Fannie Mae and Freddie Mac now allow mortgages with down payments as low as 3 percent.
The move provides direct competition with FHA loans. But will loosening the down payment requirements for these two mortgage giants be good for the housing market and economy? The nation’s top housing finance bigwigs can’t seem to agree.
Despite what pundits say, the program will be a boon for homeowners who just can’t save down payment funds fast enough. Conventional loans that require just 3 percent down shaves years off of a new home buyer’s saving time frame, while giving good-credit borrowers an alternative to the permanent mortgage insurance of FHA loans.
Still, it’s valuable to know the possible effects of a new, somewhat radical program. Below, we’ve outlined some of the potential benefits and pitfalls of the new 3 percent down loan.
More Eligibility for Prospective Homeowners
The U.S. homeownership rate has declined from 69.2 percent to 64.4 percent since 2004. And, the number of home purchases made by first-time buyers fell to a three-decade low just this past November, to just 33 percent, according to Realtor.org.
Most experts would agree that one reason why is that it’s become more difficult to qualify for home loans since the housing market collapse. Lenders have responded to stiff penalties, fines, and losses by imposing more stringent standards and complicated application processes that some say, perhaps were taken too far in the other direction.
As things have begun to level off, the FHFA is looking to open up the market a bit more to qualified borrowers who just happen to not have a large enough savings accumulated to make a substantial down payment. This will especially benefit minorities who often have a tough time purchasing their first home.
Critics say: There is lot of opposition, mainly from the Republicans, who say that this move puts us back on a path toward irresponsible lending. Jeb Hensarling, chairman of the House Financial Services Committee, has been the most vocal, saying in a statement (as reported by Bloomberg) that it would be a “return to slipshod and dangerous practices that caused the mortgage meltdown in the first place and wrecked our economy.”
Stricter Borrowing Requirements

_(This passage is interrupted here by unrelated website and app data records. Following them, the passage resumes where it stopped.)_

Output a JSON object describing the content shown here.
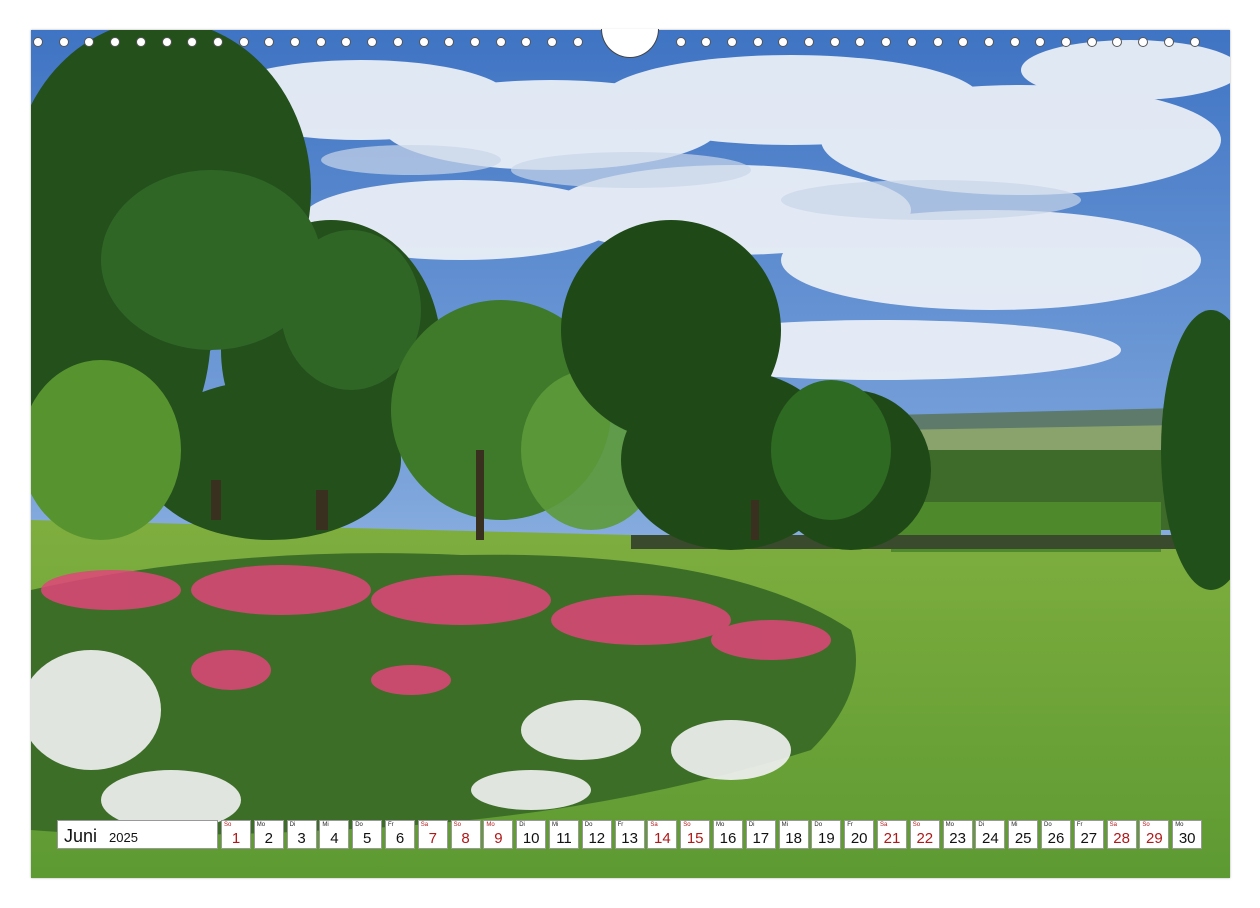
{
  "calendar": {
    "month": "Juni",
    "year": "2025",
    "days": [
      {
        "dow": "So",
        "num": "1",
        "weekend": true
      },
      {
        "dow": "Mo",
        "num": "2",
        "weekend": false
      },
      {
        "dow": "Di",
        "num": "3",
        "weekend": false
      },
      {
        "dow": "Mi",
        "num": "4",
        "weekend": false
      },
      {
        "dow": "Do",
        "num": "5",
        "weekend": false
      },
      {
        "dow": "Fr",
        "num": "6",
        "weekend": false
      },
      {
        "dow": "Sa",
        "num": "7",
        "weekend": true
      },
      {
        "dow": "So",
        "num": "8",
        "weekend": true
      },
      {
        "dow": "Mo",
        "num": "9",
        "weekend": true
      },
      {
        "dow": "Di",
        "num": "10",
        "weekend": false
      },
      {
        "dow": "Mi",
        "num": "11",
        "weekend": false
      },
      {
        "dow": "Do",
        "num": "12",
        "weekend": false
      },
      {
        "dow": "Fr",
        "num": "13",
        "weekend": false
      },
      {
        "dow": "Sa",
        "num": "14",
        "weekend": true
      },
      {
        "dow": "So",
        "num": "15",
        "weekend": true
      },
      {
        "dow": "Mo",
        "num": "16",
        "weekend": false
      },
      {
        "dow": "Di",
        "num": "17",
        "weekend": false
      },
      {
        "dow": "Mi",
        "num": "18",
        "weekend": false
      },
      {
        "dow": "Do",
        "num": "19",
        "weekend": false
      },
      {
        "dow": "Fr",
        "num": "20",
        "weekend": false
      },
      {
        "dow": "Sa",
        "num": "21",
        "weekend": true
      },
      {
        "dow": "So",
        "num": "22",
        "weekend": true
      },
      {
        "dow": "Mo",
        "num": "23",
        "weekend": false
      },
      {
        "dow": "Di",
        "num": "24",
        "weekend": false
      },
      {
        "dow": "Mi",
        "num": "25",
        "weekend": false
      },
      {
        "dow": "Do",
        "num": "26",
        "weekend": false
      },
      {
        "dow": "Fr",
        "num": "27",
        "weekend": false
      },
      {
        "dow": "Sa",
        "num": "28",
        "weekend": true
      },
      {
        "dow": "So",
        "num": "29",
        "weekend": true
      },
      {
        "dow": "Mo",
        "num": "30",
        "weekend": false
      }
    ]
  },
  "colors": {
    "weekend": "#b01818",
    "sky": "#4a7fc7",
    "lawn": "#6aa83c",
    "roses": "#e0457a"
  }
}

Just because of a more lenient down payment requirement won’t necessarily mean it’s easier to get a Fannie or Freddie loan. In fact, once the guidelines are officially released, expect them to include that borrows must have good credit to be considered. In addition, PMI will be a no-brainer, although the terms will likely be better than that of FHA, whose mortgage insurance premiums are terribly high and non-cancellable.
Proponents of this change point out that the 2010 Dodd-Frank act (which wasn’t around back when the housing industry had all of its troubles) offers protections that will ensure borrowers could only qualify if they use no more than 43 percent of their income to pay for monthly debt.
The FHFA also cites research from the Urban Institute that found that the default rate for loans with 3 percent to 5 percent down was comparable to that of loans with 5 percent to 10 percent down. In other words, as long as the credit worthiness is assessed properly, the down payment amount shouldn’t affect the likelihood of default.
Critics say: The housing market is still trying to recoup its losses, but this program will result in more “under water” homeowners. With only 3 percent down added to closing costs, there is hardly any equity owned in the home. What will happen when interest rates rise next year (as expected), and the housing market begins to decline slightly?
Additionally, as an article in MarketWatch points out, it was only a few years back in 2008 that Fannie and Freddie began taking federal bailout funds that ultimately totaled $190 billion.
As a result, the two entities have been paying back the government since. In other words, the downfall of the housing market – despite its recent improvements – is still too fresh to be considering major policy changes, say critics. Add to that the fact that it was only one year ago that Fannie Mae raised its minimum down payment requirement from 3 to 5 percent, and Freddie hasn’t guaranteed low down payment mortgages in years. Critics might say, why the change of heart?
Competition for FHA
By getting into the 3 percent down loan business, Fannie and Freddie could offer an additional option to those who would normally have to go the FHA, VA, or USDA route. While VA and USDA loans offer some of the best terms around, FHA borrowers over the last few years have had to pay high mortgage insurance premiums. More competition could mean that buyers who comparison shop lenders will have the upper hand and some room for negotiation.
Critics say: More competition could lead to looser lending that can ultimately harm the housing finance industry, or at the very least, set back any progress it’s made over the last couple of years.
As far as buyers are concerned, having another option at their disposal could only be a good thing. Should this proposal move forward, only time will tell if it will be the boost the housing market needs, or a step backward.